- **EXERCISE DIRECTIONS**
Check each line of the data for the string "icon". Report how many have it, and give nothing else.
AVAILABLE DATA START
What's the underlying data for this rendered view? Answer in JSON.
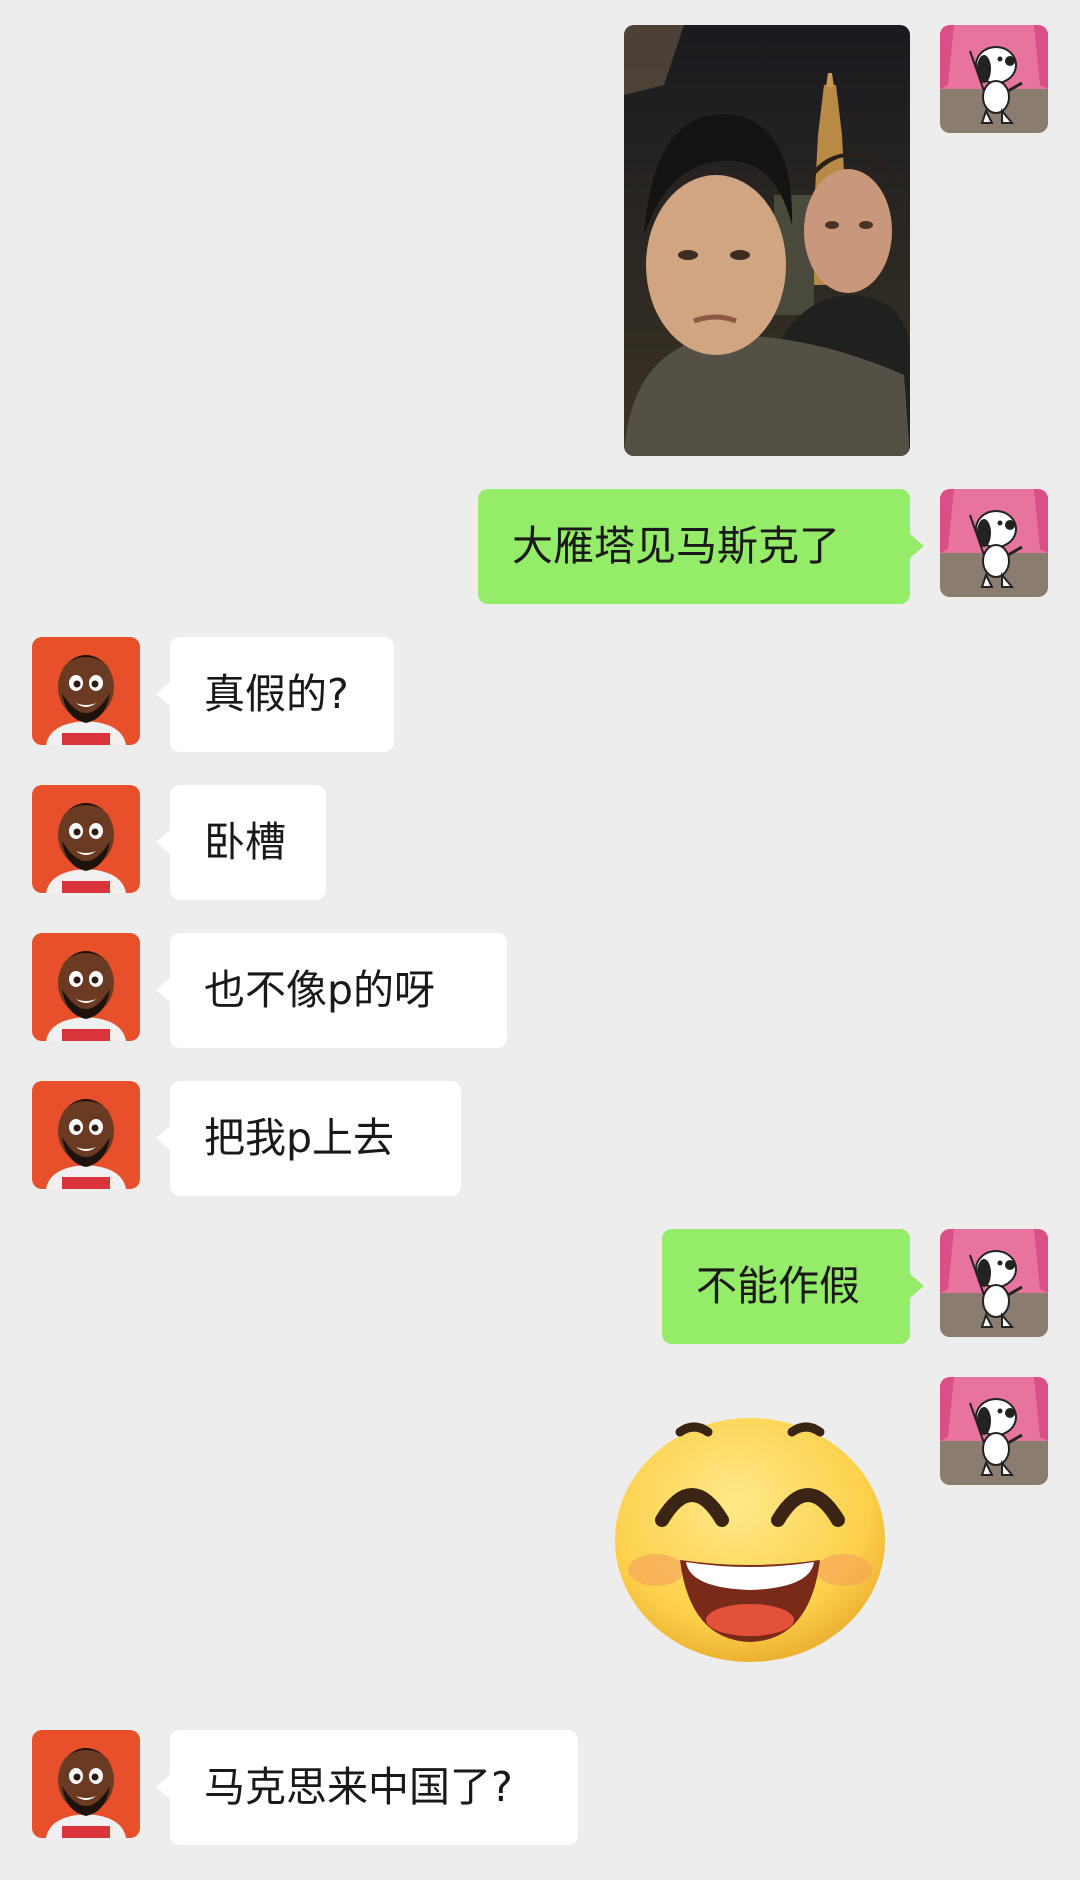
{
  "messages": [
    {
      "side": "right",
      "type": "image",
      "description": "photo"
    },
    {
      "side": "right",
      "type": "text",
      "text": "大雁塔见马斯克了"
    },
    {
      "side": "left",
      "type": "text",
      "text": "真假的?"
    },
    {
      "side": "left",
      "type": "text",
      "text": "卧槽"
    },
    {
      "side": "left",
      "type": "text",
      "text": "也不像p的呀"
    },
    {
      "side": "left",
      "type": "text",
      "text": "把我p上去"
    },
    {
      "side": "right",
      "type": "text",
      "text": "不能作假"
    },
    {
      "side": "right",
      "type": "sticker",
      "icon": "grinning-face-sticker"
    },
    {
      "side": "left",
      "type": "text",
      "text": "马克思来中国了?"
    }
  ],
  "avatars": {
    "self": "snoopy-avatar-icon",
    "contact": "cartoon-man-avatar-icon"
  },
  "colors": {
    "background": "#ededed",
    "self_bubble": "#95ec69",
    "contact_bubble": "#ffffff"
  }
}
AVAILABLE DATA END
- **EXPECTED ANSWER**
3